Learn the Basics of Poker

Poker is a card game in which each player’s hand is made up of a combination of cards. Each hand has a value, based on its rank and sequence of cards. The highest-ranking hand wins the pot.

The game begins with one or more forced bets, usually an ante and sometimes a blind bet. After these are placed, the dealer shuffles and deals cards to each player one at a time, beginning with the player on the left of the button.

When a player makes a bet, the other players to the left of them must either “call” the bet by putting into the pot the same number of chips; or “raise,” by adding more than enough chips to the previous bet. Then the bets begin to go around a circle, with the player who originally called or raised calling and others folding.

A player may also choose to “check” instead of putting into the pot, in which case they do not add to the betting and are out of the betting until the next round. Checking is not a good strategy because it will lead to other players being aggressive and raising more than necessary, giving them an edge over you.
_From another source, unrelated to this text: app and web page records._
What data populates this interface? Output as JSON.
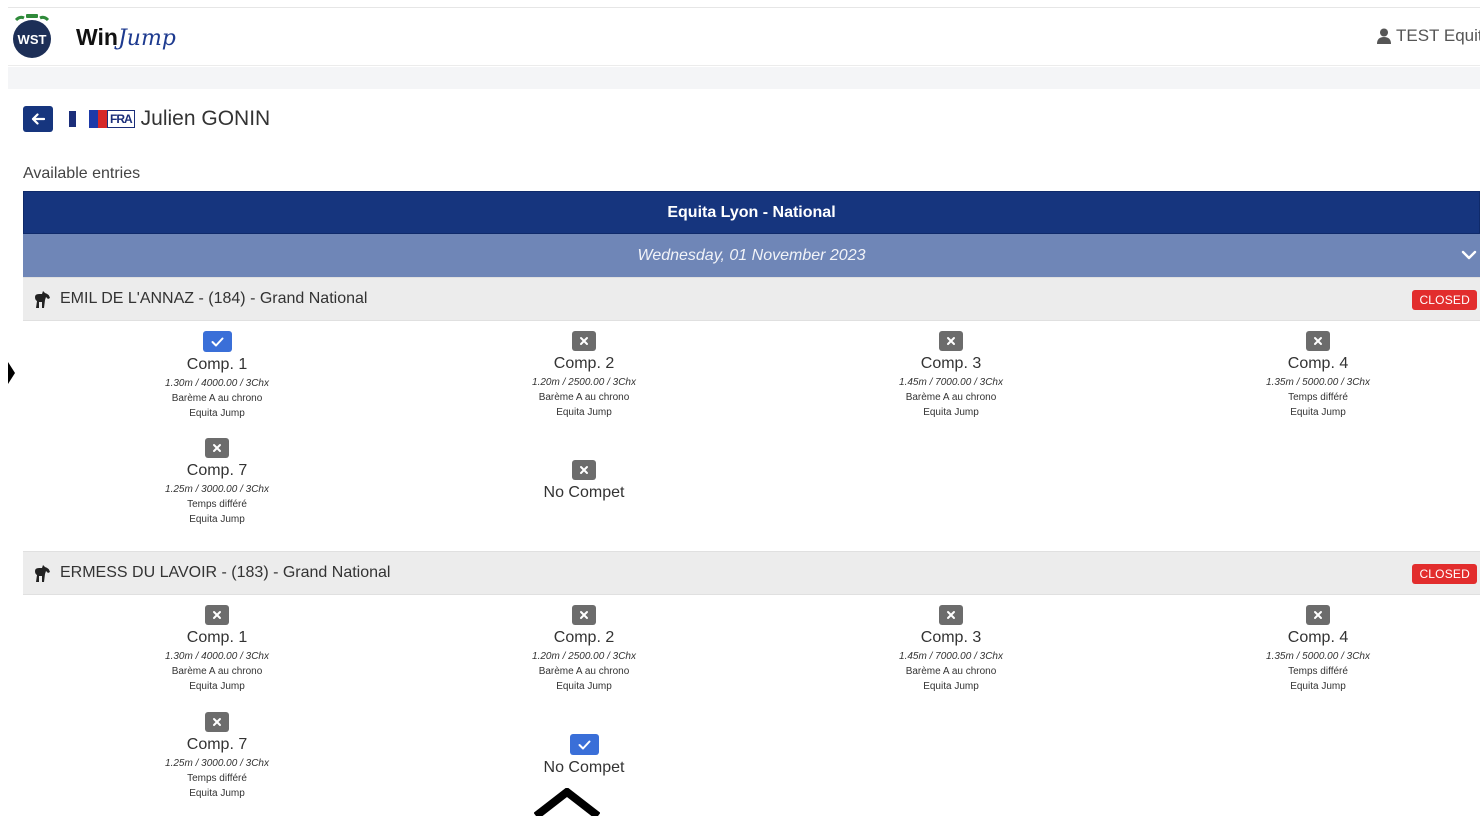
{
  "app": {
    "logo_text": "WST",
    "brand_win": "Win",
    "brand_jump": "Jump",
    "user_label": "TEST Equita"
  },
  "rider": {
    "country_code": "FRA",
    "name": "Julien GONIN"
  },
  "section_title": "Available entries",
  "event": {
    "title": "Equita Lyon - National",
    "date": "Wednesday, 01 November 2023"
  },
  "horses": [
    {
      "name": "EMIL DE L'ANNAZ - (184) - Grand National",
      "status": "CLOSED",
      "comps": [
        {
          "title": "Comp. 1",
          "spec": "1.30m / 4000.00 / 3Chx",
          "rule": "Barème A au chrono",
          "org": "Equita Jump",
          "checked": true
        },
        {
          "title": "Comp. 2",
          "spec": "1.20m / 2500.00 / 3Chx",
          "rule": "Barème A au chrono",
          "org": "Equita Jump",
          "checked": false
        },
        {
          "title": "Comp. 3",
          "spec": "1.45m / 7000.00 / 3Chx",
          "rule": "Barème A au chrono",
          "org": "Equita Jump",
          "checked": false
        },
        {
          "title": "Comp. 4",
          "spec": "1.35m / 5000.00 / 3Chx",
          "rule": "Temps différé",
          "org": "Equita Jump",
          "checked": false
        },
        {
          "title": "Comp. 7",
          "spec": "1.25m / 3000.00 / 3Chx",
          "rule": "Temps différé",
          "org": "Equita Jump",
          "checked": false
        },
        {
          "title": "No Compet",
          "checked": false
        }
      ]
    },
    {
      "name": "ERMESS DU LAVOIR - (183) - Grand National",
      "status": "CLOSED",
      "comps": [
        {
          "title": "Comp. 1",
          "spec": "1.30m / 4000.00 / 3Chx",
          "rule": "Barème A au chrono",
          "org": "Equita Jump",
          "checked": false
        },
        {
          "title": "Comp. 2",
          "spec": "1.20m / 2500.00 / 3Chx",
          "rule": "Barème A au chrono",
          "org": "Equita Jump",
          "checked": false
        },
        {
          "title": "Comp. 3",
          "spec": "1.45m / 7000.00 / 3Chx",
          "rule": "Barème A au chrono",
          "org": "Equita Jump",
          "checked": false
        },
        {
          "title": "Comp. 4",
          "spec": "1.35m / 5000.00 / 3Chx",
          "rule": "Temps différé",
          "org": "Equita Jump",
          "checked": false
        },
        {
          "title": "Comp. 7",
          "spec": "1.25m / 3000.00 / 3Chx",
          "rule": "Temps différé",
          "org": "Equita Jump",
          "checked": false
        },
        {
          "title": "No Compet",
          "checked": true
        }
      ]
    }
  ],
  "icons": {
    "back": "arrow-left-icon",
    "user": "user-icon",
    "horse": "horse-icon",
    "expand": "chevron-down-icon",
    "checked": "check-icon",
    "unchecked": "x-icon"
  },
  "colors": {
    "primary": "#16357e",
    "date_band": "#6f86b7",
    "checked": "#3a6fd8",
    "unchecked": "#6c6c6c",
    "closed": "#e22d2d"
  }
}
Another strategy that many beginner players use is to limp, in which they try to show a lack of faith in their cards and make it appear as if they have no idea what they have. However, limping is usually a bad strategy and can be easy to spot by more experienced players.

To become a better poker player, you should watch the way other players play and understand what they are doing. You can do this by looking at their idiosyncrasies, eye movements, hand gestures and betting behavior.
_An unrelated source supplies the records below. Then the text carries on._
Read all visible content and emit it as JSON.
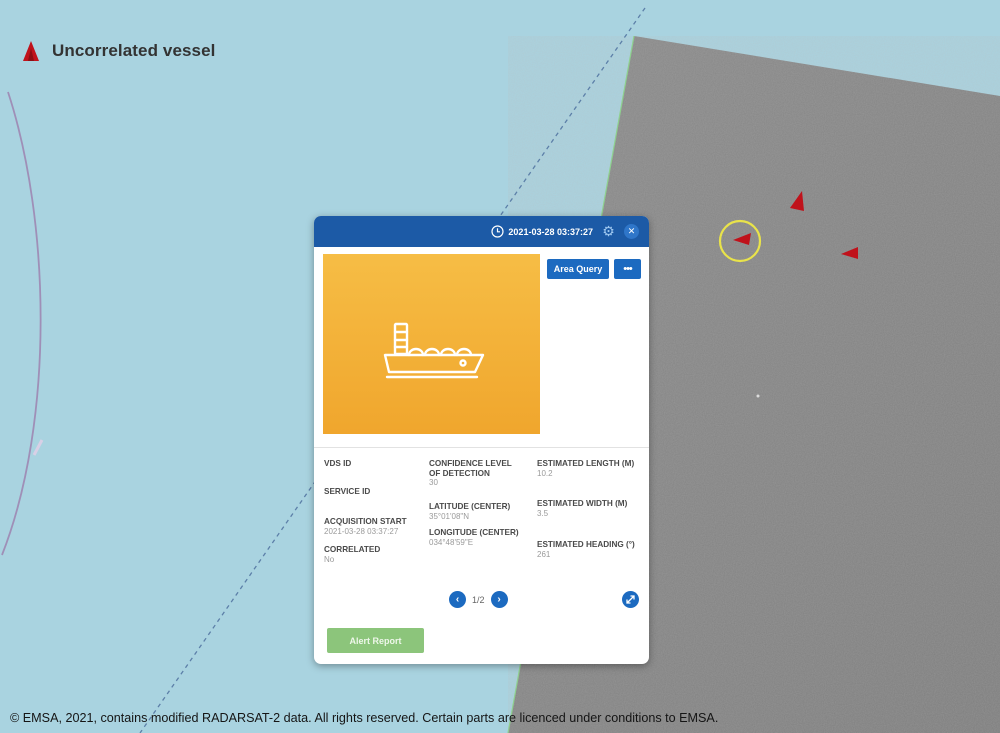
{
  "legend": {
    "icon": "red-triangle-icon",
    "label": "Uncorrelated vessel"
  },
  "map": {
    "icons": [
      "vessel-marker-icon",
      "vessel-marker-icon",
      "vessel-marker-icon",
      "selection-ring-icon"
    ]
  },
  "popup": {
    "timestamp": "2021-03-28 03:37:27",
    "thumbnail_icon": "ship-icon",
    "buttons": {
      "area_query": "Area Query",
      "more": "•••"
    },
    "fields": {
      "vds_id": {
        "label": "VDS ID",
        "value": ""
      },
      "service_id": {
        "label": "SERVICE ID",
        "value": ""
      },
      "acquisition_start": {
        "label": "ACQUISITION START",
        "value": "2021-03-28 03:37:27"
      },
      "correlated": {
        "label": "CORRELATED",
        "value": "No"
      },
      "confidence": {
        "label": "CONFIDENCE LEVEL OF DETECTION",
        "value": "30"
      },
      "latitude": {
        "label": "LATITUDE (CENTER)",
        "value": "35°01'08\"N"
      },
      "longitude": {
        "label": "LONGITUDE (CENTER)",
        "value": "034°48'59\"E"
      },
      "length": {
        "label": "ESTIMATED LENGTH (M)",
        "value": "10.2"
      },
      "width": {
        "label": "ESTIMATED WIDTH (M)",
        "value": "3.5"
      },
      "heading": {
        "label": "ESTIMATED HEADING (°)",
        "value": "261"
      }
    },
    "pager": {
      "text": "1/2",
      "prev": "‹",
      "next": "›"
    },
    "alert_button": "Alert Report"
  },
  "colors": {
    "header": "#1c5aa6",
    "button": "#1c6ac0",
    "alert": "#8cc57b",
    "thumb": "#f2ab33",
    "sea": "#a9d3e0",
    "vessel": "#c0121b"
  },
  "copyright": "© EMSA, 2021, contains modified RADARSAT-2 data. All rights reserved. Certain parts are licenced under conditions to EMSA."
}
If you can read these tells and know how to exploit them, you will be able to win more often than not. It will also help you avoid making mistakes that could cost you money.

Limping is the most common mistake that new players make and can be easy to detect by more advanced players. It’s a sign that they don’t have much confidence in their own hand and aren’t sure whether to raise or fold when it’s their turn.

You should always call if you think you have a strong hand. If you have a weaker hand, it isn’t worth playing and you should fold immediately.

A good poker player will be able to read other players’ hands and understand how to beat them. They will also be able to identify when other players are bluffing and when they’re not.

If you’re a beginner, it’s best to practice by playing against weaker opponents. This will help you build up your stack so that you can eventually play against stronger ones and be successful.

If you’re a novice, the most important thing to remember is that you should never be afraid to fold when you don’t have a strong hand. Most poker hands are losers anyway and folding is a much more effective strategy.